Ag Lit Bit
After a 30-year hiatus, I returned to Germany and Austria with my husband to celebrate our 30th anniversary. We had visited this region on our honeymoon and felt it would be the perfect way to kick-off the next 30 years. It didn’t disappoint! I must say that on our trip many years ago I didn’t have the same curiosity about farming as my focus then was more on food (not where it came from, but how delicious it tasted), scenery and local traditions.
Our typical vacations are not meticulously planned as we design our days to explore via car to stop where we see interesting sights and then find that perfect spot to seek a room for the night. This can be challenging when you don’t speak the local language but has always worked out for us due to the kindness of strangers and the welcoming spirit of locals.
Our first glimpse of the German countryside resulted in several road stops to take pictures of the breathtaking yellow fields of something. With no Wi-Fi (which was a strange feeling) we guessed and guessed what in the world this crop was and couldn’t stop pulling over to take more pictures as the contrasting yellow and lush green fields were amazing.

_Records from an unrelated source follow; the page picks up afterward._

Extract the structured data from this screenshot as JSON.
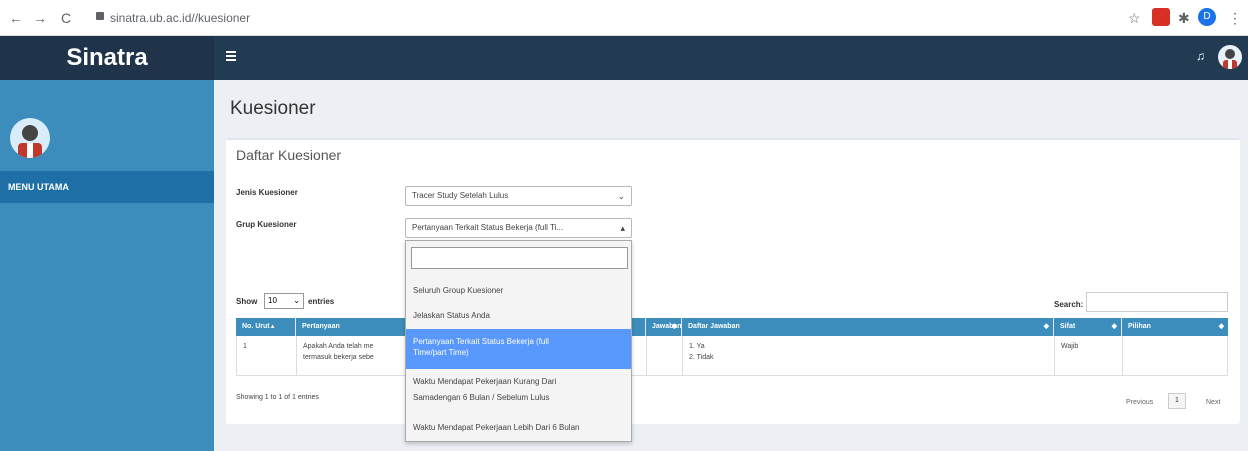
{
  "browser": {
    "back": "←",
    "forward": "→",
    "reload": "C",
    "url": "sinatra.ub.ac.id//kuesioner",
    "star": "☆",
    "puzzle": "✱",
    "more": "⋮",
    "profile_initial": "D"
  },
  "app": {
    "brand": "Sinatra",
    "bell": "♫"
  },
  "sidebar": {
    "menu_label": "MENU UTAMA"
  },
  "page": {
    "title": "Kuesioner",
    "panel_title": "Daftar Kuesioner"
  },
  "form": {
    "jenis_label": "Jenis Kuesioner",
    "jenis_value": "Tracer Study Setelah Lulus",
    "grup_label": "Grup Kuesioner",
    "grup_value": "Pertanyaan Terkait Status Bekerja (full Ti...",
    "dropdown_options": [
      "Seluruh Group Kuesioner",
      "Jelaskan Status Anda",
      "Pertanyaan Terkait Status Bekerja (full",
      "Time/part Time)",
      "Waktu Mendapat Pekerjaan Kurang Dari",
      "Samadengan 6 Bulan / Sebelum Lulus",
      "Waktu Mendapat Pekerjaan Lebih Dari 6 Bulan"
    ]
  },
  "table": {
    "show_label": "Show",
    "entries_value": "10",
    "entries_label": "entries",
    "search_label": "Search:",
    "headers": [
      "No. Urut",
      "Pertanyaan",
      "Jawaban",
      "Daftar Jawaban",
      "Sifat",
      "Pilihan"
    ],
    "rows": [
      {
        "no": "1",
        "question_line1": "Apakah Anda telah me",
        "question_line2": "termasuk bekerja sebe",
        "answer_line1": "1. Ya",
        "answer_line2": "2. Tidak",
        "sifat": "Wajib",
        "pilihan": ""
      }
    ],
    "info": "Showing 1 to 1 of 1 entries",
    "previous": "Previous",
    "page": "1",
    "next": "Next"
  },
  "colors": {
    "sidebar": "#3c8dbc",
    "topbar": "#233b52",
    "accent": "#5897fb"
  }
}
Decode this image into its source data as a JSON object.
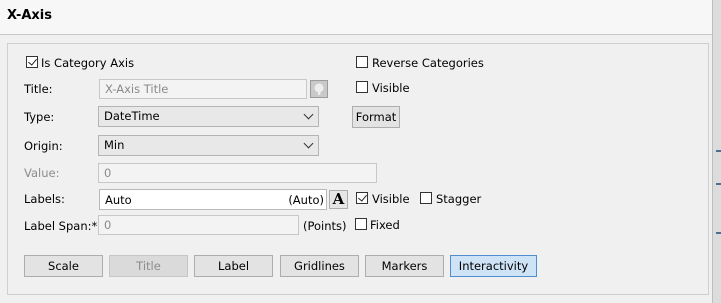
{
  "header": {
    "title": "X-Axis"
  },
  "options": {
    "is_category_axis": {
      "label": "Is Category Axis",
      "checked": true
    },
    "reverse_categories": {
      "label": "Reverse Categories",
      "checked": false
    }
  },
  "title_row": {
    "label": "Title:",
    "placeholder": "X-Axis Title",
    "visible_label": "Visible",
    "visible_checked": false,
    "icon": "font-settings-icon"
  },
  "type_row": {
    "label": "Type:",
    "value": "DateTime",
    "format_button": "Format"
  },
  "origin_row": {
    "label": "Origin:",
    "value": "Min"
  },
  "value_row": {
    "label": "Value:",
    "value": "0"
  },
  "labels_row": {
    "label": "Labels:",
    "value": "Auto",
    "suffix": "(Auto)",
    "font_button": "A",
    "visible_label": "Visible",
    "visible_checked": true,
    "stagger_label": "Stagger",
    "stagger_checked": false
  },
  "label_span_row": {
    "label": "Label Span:*",
    "value": "0",
    "unit": "(Points)",
    "fixed_label": "Fixed",
    "fixed_checked": false
  },
  "tabs": [
    {
      "label": "Scale"
    },
    {
      "label": "Title"
    },
    {
      "label": "Label"
    },
    {
      "label": "Gridlines"
    },
    {
      "label": "Markers"
    },
    {
      "label": "Interactivity"
    }
  ],
  "colors": {
    "active_tab_border": "#4f8fcf",
    "active_tab_bg": "#cfe3f7"
  }
}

Shortly after that, we were on the road with cows right next to us followed by endless other ‘agriculture’ moments. We were fortunate to be there during spargel (white asparagus) season. Unlike our green asparagus, this grows underground and was in stores, farm stands and even boxes along the road where you could take a box and leave your money behind. I finally had it one night cooked in a light stock with melted butter, a few potatoes and a couple of slices of thin ham.
Our 10 days included seeing many small farms with much diversity. I had so many questions and wished I could pull over to talk with the farmers, however, my mastery of the language didn’t go much beyond danke, guten morgen, zimmer and toilette (that would be another whole column). I did try to converse with a local butcher who had a jar up on the counter above the beef in one case (see photo). I came to understand that this was used to show the consumer what the animal’s diet was for the meat sold below. We tried to talk more, but language got in the way.

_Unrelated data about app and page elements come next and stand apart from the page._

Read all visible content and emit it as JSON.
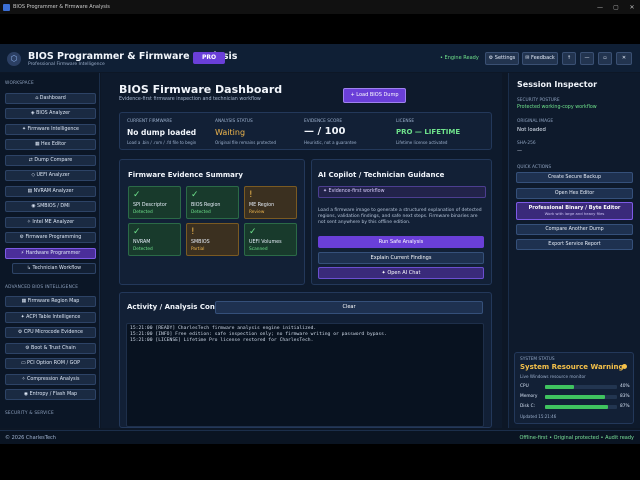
{
  "window": {
    "title": "BIOS Programmer & Firmware Analysis"
  },
  "header": {
    "title": "BIOS Programmer & Firmware Analysis",
    "subtitle": "Professional Firmware Intelligence",
    "badge": "PRO",
    "engine_status": "• Engine Ready",
    "settings_label": "⚙ Settings",
    "feedback_label": "✉ Feedback",
    "up_label": "↑",
    "min_label": "—",
    "max_label": "▫",
    "close_label": "✕"
  },
  "sidebar": {
    "section_workspace": "WORKSPACE",
    "items": [
      "⌂ Dashboard",
      "◈ BIOS Analyzer",
      "✦ Firmware Intelligence",
      "▦ Hex Editor",
      "⇄ Dump Compare",
      "◇ UEFI Analyzer",
      "▤ NVRAM Analyzer",
      "◉ SMBIOS / DMI",
      "✧ Intel ME Analyzer",
      "⚙ Firmware Programming",
      "⚡ Hardware Programmer",
      "↳ Technician Workflow"
    ],
    "section_advanced": "ADVANCED BIOS INTELLIGENCE",
    "advanced_items": [
      "▦ Firmware Region Map",
      "✦ ACPI Table Intelligence",
      "⚙ CPU Microcode Evidence",
      "⚙ Boot & Trust Chain",
      "▭ PCI Option ROM / GOP",
      "✧ Compression Analysis",
      "◉ Entropy / Flash Map"
    ],
    "section_security": "SECURITY & SERVICE"
  },
  "dashboard": {
    "title": "BIOS Firmware Dashboard",
    "subtitle": "Evidence-first firmware inspection and technician workflow",
    "load_button": "+ Load BIOS Dump",
    "stats": [
      {
        "label": "CURRENT FIRMWARE",
        "value": "No dump loaded",
        "note": "Load a .bin / .rom / .fd file to begin"
      },
      {
        "label": "ANALYSIS STATUS",
        "value": "Waiting",
        "note": "Original file remains protected"
      },
      {
        "label": "EVIDENCE SCORE",
        "value": "— / 100",
        "note": "Heuristic, not a guarantee"
      },
      {
        "label": "LICENSE",
        "value": "PRO — LIFETIME",
        "note": "Lifetime license activated"
      }
    ],
    "evidence_title": "Firmware Evidence Summary",
    "tiles": [
      {
        "mark": "✓",
        "name": "SPI Descriptor",
        "status": "Detected"
      },
      {
        "mark": "✓",
        "name": "BIOS Region",
        "status": "Detected"
      },
      {
        "mark": "!",
        "name": "ME Region",
        "status": "Review"
      },
      {
        "mark": "✓",
        "name": "NVRAM",
        "status": "Detected"
      },
      {
        "mark": "!",
        "name": "SMBIOS",
        "status": "Partial"
      },
      {
        "mark": "✓",
        "name": "UEFI Volumes",
        "status": "Scanned"
      }
    ],
    "copilot_title": "AI Copilot / Technician Guidance",
    "copilot_badge": "✦ Evidence-first workflow",
    "copilot_text": "Load a firmware image to generate a structured explanation of detected regions, validation findings, and safe next steps. Firmware binaries are not sent anywhere by this offline edition.",
    "run_button": "Run Safe Analysis",
    "explain_button": "Explain Current Findings",
    "chat_button": "✦ Open AI Chat",
    "console_title": "Activity / Analysis Console",
    "clear_button": "Clear",
    "console_lines": [
      "15:21:00  [READY] CharlesTech firmware analysis engine initialized.",
      "15:21:00  [INFO] Free edition: safe inspection only; no firmware writing or password bypass.",
      "15:21:00  [LICENSE] Lifetime Pro license restored for CharlesTech."
    ]
  },
  "inspector": {
    "title": "Session Inspector",
    "posture_label": "SECURITY POSTURE",
    "posture_value": "Protected working-copy workflow",
    "original_label": "ORIGINAL IMAGE",
    "original_value": "Not loaded",
    "sha_label": "SHA-256",
    "sha_value": "—",
    "quick_label": "QUICK ACTIONS",
    "btn_backup": "Create Secure Backup",
    "btn_hex": "Open Hex Editor",
    "btn_pro_title": "Professional Binary / Byte Editor",
    "btn_pro_sub": "Work with large and heavy files",
    "btn_compare": "Compare Another Dump",
    "btn_export": "Export Service Report",
    "status_label": "SYSTEM STATUS",
    "status_title": "System Resource Warning",
    "status_sub": "Live Windows resource monitor",
    "status_dot": "#f4c04a",
    "resources": [
      {
        "name": "CPU",
        "pct": 40,
        "label": "40%"
      },
      {
        "name": "Memory",
        "pct": 83,
        "label": "83%"
      },
      {
        "name": "Disk C:",
        "pct": 87,
        "label": "87%"
      }
    ],
    "updated": "Updated 15:21:46"
  },
  "footer": {
    "left": "© 2026 CharlesTech",
    "right": "Offline-first • Original protected • Audit ready"
  }
}
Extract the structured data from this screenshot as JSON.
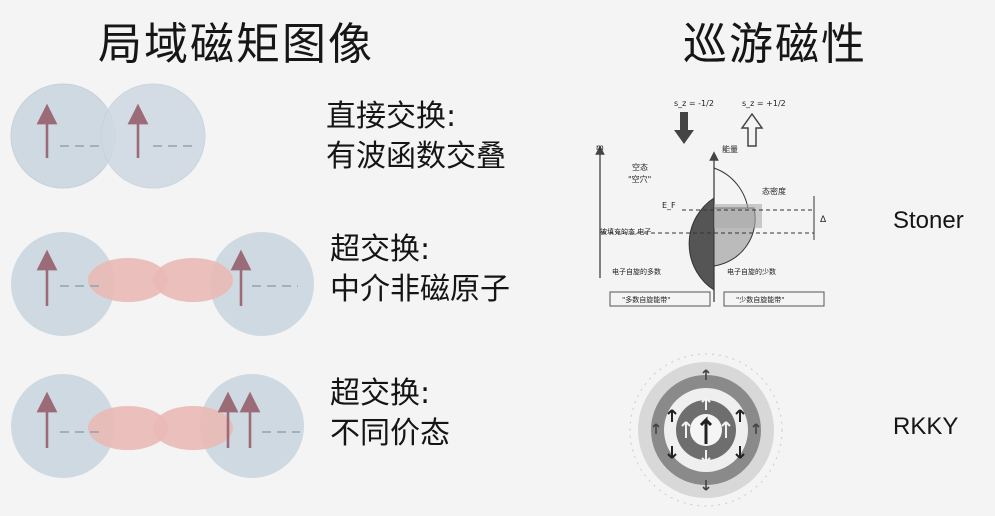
{
  "titles": {
    "left": "局域磁矩图像",
    "right": "巡游磁性"
  },
  "rows": [
    {
      "line1": "直接交换:",
      "line2": "有波函数交叠"
    },
    {
      "line1": "超交换:",
      "line2": "中介非磁原子"
    },
    {
      "line1": "超交换:",
      "line2": "不同价态"
    }
  ],
  "right_labels": {
    "stoner": "Stoner",
    "rkky": "RKKY"
  },
  "stoner_diagram": {
    "spin_up_label": "s_z = -1/2",
    "spin_down_label": "s_z = +1/2",
    "energy_axis": "能量",
    "left_axis": "m",
    "empty_state": "空态",
    "hole": "\"空穴\"",
    "fermi": "E_F",
    "density": "态密度",
    "delta": "Δ",
    "filled": "被填充的态,电子",
    "majority": "电子自旋的多数",
    "minority": "电子自旋的少数",
    "majority_band": "\"多数自旋能带\"",
    "minority_band": "\"少数自旋能带\""
  },
  "colors": {
    "atom": "#cfd9e2",
    "orbital": "#e9b9b6",
    "arrow": "#9b6b78"
  }
}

While I could fill this Co-Operator with more, it suffices to say we enjoyed a wonderful time exploring the culture and agriculture abroad. FYI, we learned that rapeseed, a flowering member of the family Brassicaceae (mustard or cabbage family) was in full yellow bloom on those farm fields. The crop is cultivated mainly for its oil-rich seed and is grown extensively in Germany.